Solar array mounts can also be either fixed or tracking. Fixed solar arrays, which are often roof-mounted or freestanding, are preset for height and angle and do not move with the sun. Directional tracking solar arrays move with the sun from east to west and adjust their angle to maintain the maximum exposure as the sun moves. Directional tracking solar arrays can increase the daily energy output of a PV system from 25% to 40%. However, despite the increased power output, directional tracking arrays may not justify the increased cost due to the complexity of the mounting system.


PV Combiner Boxes

A PV combiner box receives the output of several solar panel strings and consolidates this output into one main power feed that connects to an inverter. PV combiner boxes are normally installed close to solar panels and before inverters. PV combiner boxes can include overcurrent protection, surge protection, pre-wired fuse holders, and preconfigured connectors for ease of installation to the inverter.
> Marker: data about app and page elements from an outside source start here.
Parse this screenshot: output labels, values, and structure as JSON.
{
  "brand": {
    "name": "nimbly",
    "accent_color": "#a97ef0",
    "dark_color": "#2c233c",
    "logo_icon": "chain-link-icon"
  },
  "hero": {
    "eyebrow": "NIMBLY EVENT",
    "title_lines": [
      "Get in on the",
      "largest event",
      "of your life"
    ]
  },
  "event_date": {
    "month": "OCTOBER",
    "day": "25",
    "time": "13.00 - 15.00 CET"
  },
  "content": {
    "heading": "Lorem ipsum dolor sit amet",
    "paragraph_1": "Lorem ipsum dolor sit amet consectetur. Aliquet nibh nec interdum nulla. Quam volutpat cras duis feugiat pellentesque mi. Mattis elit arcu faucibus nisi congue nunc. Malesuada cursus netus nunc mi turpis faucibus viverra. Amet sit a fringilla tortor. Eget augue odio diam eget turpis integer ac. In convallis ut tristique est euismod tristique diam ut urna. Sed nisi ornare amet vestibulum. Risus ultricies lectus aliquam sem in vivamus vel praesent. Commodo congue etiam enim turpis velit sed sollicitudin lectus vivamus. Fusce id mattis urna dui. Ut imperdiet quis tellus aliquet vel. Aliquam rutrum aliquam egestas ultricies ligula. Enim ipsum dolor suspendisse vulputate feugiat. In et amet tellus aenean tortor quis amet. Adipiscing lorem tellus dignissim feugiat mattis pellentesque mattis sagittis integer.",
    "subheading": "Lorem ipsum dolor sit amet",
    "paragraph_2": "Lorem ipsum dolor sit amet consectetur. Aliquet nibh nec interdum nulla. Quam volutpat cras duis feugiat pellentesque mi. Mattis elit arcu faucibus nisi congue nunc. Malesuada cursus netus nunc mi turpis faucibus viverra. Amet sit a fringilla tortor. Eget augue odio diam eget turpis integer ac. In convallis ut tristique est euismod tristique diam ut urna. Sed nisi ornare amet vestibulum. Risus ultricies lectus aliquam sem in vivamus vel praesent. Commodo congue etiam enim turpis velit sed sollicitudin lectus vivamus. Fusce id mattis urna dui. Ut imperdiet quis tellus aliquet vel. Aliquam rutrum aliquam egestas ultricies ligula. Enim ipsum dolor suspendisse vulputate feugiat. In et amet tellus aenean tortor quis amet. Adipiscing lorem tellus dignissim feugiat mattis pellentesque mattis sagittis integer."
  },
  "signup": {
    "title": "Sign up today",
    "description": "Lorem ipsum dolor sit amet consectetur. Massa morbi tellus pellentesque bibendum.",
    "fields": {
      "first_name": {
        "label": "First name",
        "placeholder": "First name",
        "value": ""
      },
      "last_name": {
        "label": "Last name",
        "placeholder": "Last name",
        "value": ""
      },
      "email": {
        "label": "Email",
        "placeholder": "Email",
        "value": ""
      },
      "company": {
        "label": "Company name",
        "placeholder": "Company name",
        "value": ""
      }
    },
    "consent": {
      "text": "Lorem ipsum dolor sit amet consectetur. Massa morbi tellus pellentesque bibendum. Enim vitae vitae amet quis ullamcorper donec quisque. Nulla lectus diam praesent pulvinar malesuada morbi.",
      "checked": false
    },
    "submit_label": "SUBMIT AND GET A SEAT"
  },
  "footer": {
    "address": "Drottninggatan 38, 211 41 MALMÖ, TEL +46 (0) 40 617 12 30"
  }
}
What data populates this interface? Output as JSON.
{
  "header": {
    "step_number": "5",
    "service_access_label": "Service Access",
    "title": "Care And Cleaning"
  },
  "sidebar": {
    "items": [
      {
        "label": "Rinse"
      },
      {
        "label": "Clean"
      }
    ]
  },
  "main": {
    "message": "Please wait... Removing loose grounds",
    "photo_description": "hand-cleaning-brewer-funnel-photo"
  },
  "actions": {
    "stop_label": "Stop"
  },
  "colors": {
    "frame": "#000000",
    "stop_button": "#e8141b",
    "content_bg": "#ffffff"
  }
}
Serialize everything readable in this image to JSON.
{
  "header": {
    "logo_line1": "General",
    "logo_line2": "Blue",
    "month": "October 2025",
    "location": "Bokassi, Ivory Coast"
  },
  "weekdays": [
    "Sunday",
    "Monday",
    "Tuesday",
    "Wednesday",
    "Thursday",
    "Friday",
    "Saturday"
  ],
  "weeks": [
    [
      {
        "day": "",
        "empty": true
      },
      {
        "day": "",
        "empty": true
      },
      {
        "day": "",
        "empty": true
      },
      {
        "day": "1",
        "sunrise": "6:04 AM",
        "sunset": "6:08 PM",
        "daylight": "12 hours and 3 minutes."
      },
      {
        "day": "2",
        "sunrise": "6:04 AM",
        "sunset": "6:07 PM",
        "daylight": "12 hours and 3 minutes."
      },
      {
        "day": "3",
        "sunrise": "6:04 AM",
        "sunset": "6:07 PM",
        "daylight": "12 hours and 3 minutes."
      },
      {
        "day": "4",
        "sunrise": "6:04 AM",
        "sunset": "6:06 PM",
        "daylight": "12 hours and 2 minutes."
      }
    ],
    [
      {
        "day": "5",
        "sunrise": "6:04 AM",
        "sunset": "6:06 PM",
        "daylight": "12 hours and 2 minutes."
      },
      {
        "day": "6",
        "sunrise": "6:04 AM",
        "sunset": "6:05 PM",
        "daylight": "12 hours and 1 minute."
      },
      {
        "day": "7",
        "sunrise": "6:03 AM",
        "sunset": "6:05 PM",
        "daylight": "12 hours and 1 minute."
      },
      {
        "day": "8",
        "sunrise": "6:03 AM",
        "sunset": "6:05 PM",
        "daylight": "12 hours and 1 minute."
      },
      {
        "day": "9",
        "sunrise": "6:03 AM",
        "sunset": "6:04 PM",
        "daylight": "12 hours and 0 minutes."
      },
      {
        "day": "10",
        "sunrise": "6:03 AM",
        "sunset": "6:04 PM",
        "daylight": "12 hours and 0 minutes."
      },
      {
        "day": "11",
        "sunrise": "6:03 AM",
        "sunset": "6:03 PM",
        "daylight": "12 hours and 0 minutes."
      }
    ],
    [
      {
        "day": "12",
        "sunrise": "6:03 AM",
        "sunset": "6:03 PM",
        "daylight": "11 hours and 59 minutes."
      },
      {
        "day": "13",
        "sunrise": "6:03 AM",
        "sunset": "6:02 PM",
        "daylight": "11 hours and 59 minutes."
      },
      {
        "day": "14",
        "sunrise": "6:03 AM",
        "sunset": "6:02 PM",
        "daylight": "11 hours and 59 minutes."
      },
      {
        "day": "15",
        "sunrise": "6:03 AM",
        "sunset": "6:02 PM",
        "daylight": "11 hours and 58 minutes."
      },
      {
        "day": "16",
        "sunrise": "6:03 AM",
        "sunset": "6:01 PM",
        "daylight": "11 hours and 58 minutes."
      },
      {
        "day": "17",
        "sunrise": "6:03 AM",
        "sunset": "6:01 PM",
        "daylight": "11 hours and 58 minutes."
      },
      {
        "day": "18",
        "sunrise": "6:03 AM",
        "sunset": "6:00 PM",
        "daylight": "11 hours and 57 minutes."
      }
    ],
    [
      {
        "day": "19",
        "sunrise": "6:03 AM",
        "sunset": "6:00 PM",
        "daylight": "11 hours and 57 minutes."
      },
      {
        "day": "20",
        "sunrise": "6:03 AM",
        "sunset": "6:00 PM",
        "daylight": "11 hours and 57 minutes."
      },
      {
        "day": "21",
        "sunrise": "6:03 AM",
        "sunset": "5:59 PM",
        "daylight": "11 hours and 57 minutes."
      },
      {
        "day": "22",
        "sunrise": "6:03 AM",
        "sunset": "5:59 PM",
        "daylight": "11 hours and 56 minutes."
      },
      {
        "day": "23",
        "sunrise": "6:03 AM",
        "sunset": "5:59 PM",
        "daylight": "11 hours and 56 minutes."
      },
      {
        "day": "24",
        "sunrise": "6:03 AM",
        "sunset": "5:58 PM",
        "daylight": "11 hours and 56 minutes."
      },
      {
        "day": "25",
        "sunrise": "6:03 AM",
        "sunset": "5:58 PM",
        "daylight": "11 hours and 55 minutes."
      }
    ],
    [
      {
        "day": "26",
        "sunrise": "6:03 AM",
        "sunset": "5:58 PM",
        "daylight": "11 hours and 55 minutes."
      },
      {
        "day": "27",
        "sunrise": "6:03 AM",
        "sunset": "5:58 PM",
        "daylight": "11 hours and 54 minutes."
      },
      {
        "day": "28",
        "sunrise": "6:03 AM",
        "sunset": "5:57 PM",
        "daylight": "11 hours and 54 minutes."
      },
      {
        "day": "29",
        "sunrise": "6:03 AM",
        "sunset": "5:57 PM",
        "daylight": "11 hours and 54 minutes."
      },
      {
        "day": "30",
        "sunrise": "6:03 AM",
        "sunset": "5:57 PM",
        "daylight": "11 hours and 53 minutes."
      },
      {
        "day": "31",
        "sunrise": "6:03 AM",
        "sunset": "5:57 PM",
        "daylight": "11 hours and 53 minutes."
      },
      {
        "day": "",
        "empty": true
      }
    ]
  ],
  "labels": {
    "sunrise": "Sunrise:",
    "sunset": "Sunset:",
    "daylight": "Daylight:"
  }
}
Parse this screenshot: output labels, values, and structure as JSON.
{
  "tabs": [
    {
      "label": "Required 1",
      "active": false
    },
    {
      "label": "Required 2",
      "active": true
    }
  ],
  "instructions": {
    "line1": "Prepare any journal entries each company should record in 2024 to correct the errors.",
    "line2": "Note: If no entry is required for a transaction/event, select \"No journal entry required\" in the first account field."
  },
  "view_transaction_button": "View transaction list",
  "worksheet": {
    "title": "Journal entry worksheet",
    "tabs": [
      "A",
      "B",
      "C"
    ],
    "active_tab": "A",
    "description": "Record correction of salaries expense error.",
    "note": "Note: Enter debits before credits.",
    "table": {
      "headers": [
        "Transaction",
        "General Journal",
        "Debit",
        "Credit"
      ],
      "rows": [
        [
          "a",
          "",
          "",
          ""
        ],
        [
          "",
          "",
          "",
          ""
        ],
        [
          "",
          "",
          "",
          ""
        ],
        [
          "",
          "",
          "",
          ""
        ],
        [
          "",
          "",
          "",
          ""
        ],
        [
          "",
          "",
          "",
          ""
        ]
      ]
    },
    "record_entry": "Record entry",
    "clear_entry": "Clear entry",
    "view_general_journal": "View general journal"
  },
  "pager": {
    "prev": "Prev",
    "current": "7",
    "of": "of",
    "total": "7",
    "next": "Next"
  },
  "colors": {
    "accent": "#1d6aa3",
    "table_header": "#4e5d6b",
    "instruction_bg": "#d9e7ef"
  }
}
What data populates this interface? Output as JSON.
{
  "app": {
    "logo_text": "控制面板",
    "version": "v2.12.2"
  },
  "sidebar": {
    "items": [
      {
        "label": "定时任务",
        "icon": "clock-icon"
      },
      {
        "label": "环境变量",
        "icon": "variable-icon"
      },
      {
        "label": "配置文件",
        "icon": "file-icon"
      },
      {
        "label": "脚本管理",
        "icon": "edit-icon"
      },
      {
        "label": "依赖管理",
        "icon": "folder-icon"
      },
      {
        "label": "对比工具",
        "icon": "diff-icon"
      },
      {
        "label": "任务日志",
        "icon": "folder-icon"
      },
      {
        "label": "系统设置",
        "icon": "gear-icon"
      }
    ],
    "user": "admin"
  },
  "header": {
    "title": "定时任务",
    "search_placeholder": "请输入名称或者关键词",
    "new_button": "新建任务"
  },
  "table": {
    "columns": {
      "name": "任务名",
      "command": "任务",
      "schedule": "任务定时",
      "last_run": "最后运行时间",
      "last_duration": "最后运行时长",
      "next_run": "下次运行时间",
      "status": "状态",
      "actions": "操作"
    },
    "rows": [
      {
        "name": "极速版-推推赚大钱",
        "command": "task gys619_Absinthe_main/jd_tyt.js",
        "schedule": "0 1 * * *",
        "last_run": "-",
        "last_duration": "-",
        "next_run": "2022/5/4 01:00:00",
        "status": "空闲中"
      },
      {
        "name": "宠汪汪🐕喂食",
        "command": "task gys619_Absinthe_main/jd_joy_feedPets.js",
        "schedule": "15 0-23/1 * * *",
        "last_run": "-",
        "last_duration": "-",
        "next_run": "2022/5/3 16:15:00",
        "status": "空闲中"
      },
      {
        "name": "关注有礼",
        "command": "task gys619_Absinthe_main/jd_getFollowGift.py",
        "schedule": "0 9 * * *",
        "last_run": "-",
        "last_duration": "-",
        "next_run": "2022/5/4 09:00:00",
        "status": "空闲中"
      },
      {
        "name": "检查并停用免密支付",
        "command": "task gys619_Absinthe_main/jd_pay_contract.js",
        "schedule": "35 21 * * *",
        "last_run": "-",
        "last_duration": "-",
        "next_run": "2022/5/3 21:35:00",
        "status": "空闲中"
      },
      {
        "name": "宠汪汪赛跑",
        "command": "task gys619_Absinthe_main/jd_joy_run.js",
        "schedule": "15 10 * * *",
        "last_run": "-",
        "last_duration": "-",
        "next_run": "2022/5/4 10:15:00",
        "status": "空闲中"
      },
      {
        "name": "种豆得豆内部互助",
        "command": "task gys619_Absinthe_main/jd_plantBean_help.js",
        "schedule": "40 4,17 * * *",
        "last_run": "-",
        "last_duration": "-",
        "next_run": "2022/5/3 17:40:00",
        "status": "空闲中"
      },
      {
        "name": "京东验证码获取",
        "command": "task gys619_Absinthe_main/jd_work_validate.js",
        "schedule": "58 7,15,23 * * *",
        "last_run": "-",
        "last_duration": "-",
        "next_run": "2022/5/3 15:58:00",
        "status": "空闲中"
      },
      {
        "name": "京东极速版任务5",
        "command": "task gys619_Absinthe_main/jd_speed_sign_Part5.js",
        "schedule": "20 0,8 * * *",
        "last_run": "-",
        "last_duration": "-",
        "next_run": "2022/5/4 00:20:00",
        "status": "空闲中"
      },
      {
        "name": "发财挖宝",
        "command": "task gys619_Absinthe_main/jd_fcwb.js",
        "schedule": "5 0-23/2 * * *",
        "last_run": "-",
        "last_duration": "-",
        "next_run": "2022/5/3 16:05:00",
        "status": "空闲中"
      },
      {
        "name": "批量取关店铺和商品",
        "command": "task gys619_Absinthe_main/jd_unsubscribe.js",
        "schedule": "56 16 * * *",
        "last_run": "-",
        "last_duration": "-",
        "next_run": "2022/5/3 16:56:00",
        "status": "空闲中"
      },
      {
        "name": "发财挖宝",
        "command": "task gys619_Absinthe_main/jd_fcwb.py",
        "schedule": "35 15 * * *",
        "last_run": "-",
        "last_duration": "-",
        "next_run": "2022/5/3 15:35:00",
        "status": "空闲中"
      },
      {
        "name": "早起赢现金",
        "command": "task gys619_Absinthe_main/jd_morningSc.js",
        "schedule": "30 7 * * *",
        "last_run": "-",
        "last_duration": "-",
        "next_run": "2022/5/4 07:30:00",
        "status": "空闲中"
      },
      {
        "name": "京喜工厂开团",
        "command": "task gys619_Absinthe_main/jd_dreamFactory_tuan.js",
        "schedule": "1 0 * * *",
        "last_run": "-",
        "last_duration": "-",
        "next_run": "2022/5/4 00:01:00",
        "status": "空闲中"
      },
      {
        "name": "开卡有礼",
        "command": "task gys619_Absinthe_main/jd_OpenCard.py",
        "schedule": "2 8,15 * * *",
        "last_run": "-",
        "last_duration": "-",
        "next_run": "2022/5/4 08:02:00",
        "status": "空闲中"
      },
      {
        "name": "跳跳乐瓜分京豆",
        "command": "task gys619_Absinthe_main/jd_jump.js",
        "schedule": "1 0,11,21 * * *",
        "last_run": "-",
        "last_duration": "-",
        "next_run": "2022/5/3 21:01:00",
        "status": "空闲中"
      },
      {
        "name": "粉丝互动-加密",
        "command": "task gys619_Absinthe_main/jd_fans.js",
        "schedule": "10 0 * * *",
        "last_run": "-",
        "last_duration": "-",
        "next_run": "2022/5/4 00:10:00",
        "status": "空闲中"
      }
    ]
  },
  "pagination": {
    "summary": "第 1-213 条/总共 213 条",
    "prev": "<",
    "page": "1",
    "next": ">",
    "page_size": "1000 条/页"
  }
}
The use of pre-wired connectors saves running wires to the inverter. PV combiner boxes should be inspected periodically for leaks or loose connections. 

PV combiner boxes are not required for every PV system installation. For example, when there are only two or three strings of solar panels, a combiner box may not be required. In these cases, the strings of solar panels are connected directly to the inverter.


PV Inverters

An inverter is a device that receives DC power and converts it to AC power. PV inverters serve three basic functions: they convert DC power from the PV panels to AC power, they ensure that the AC frequency produced remains at 60 cycles per second, and they minimize voltage fluctuations. The most common PV inverters are micro-inverters, string inverters, and power optimizers (See Figure 5).


Figure 5. Microinverters are connected to each solar panel, which are connected in parallel, and convert DC directly to AC. String inverters are used with multiple solar panels connected in series. Power optimizers are installed on each solar panel, which are connected in parallel. Image courtesy of Letsgosolar


A microinverter is a device that converts DC power to AC power and is mounted directly to individual solar panels. Because the DC to AC conversion happens at each solar panel, the microinverters maximize the potential output of a system. For example, if one solar panel is shaded by a tree, it will not affect the output of any other solar panels. Microinverters also eliminate the need for potentially hazardous high-voltage DC wiring.

A string inverter is a device that converts DC power to AC power from several solar panels that are connected in series. However, in a series configuration, if one of the solar panels stops producing electricity, even due to temporary shading, it can decrease the performance of the whole system. String inverters are in the high-voltage range (600 V to 1000 V) and are used with large PV systems with no shading concerns. Usually, only one string inverter is needed for a residential application.

A power optimizer (maximizer) is a hybrid microinverter system that conditions the DC power before sending it to a centralized inverter instead of converting the DC power from the solar panels directly into AC power. Power optimizers, like microinverters, still perform well when one or more panels are shaded or when panels are installed facing different directions. Power optimizer systems tend to cost more than string inverter systems but less than microinverter systems.


PV Disconnects

Automatic and manual safety disconnects protect the wiring and components of PV systems from power surges and other equipment malfunctions. Disconnects ensure that the PV system can be safely shut down and system components can be removed for maintenance or repair. With grid-connected PV systems, safety disconnects ensure that the generating equipment is isolated from the grid for the safety of utility personnel. A disconnect is needed for each source of power or energy storage device in the PV system. An AC disconnect is typically installed inside the home before the main electrical panel. Utilities commonly require an exterior AC disconnect that is lockable and mounted next to the utility meter so that it is accessible to utility personnel.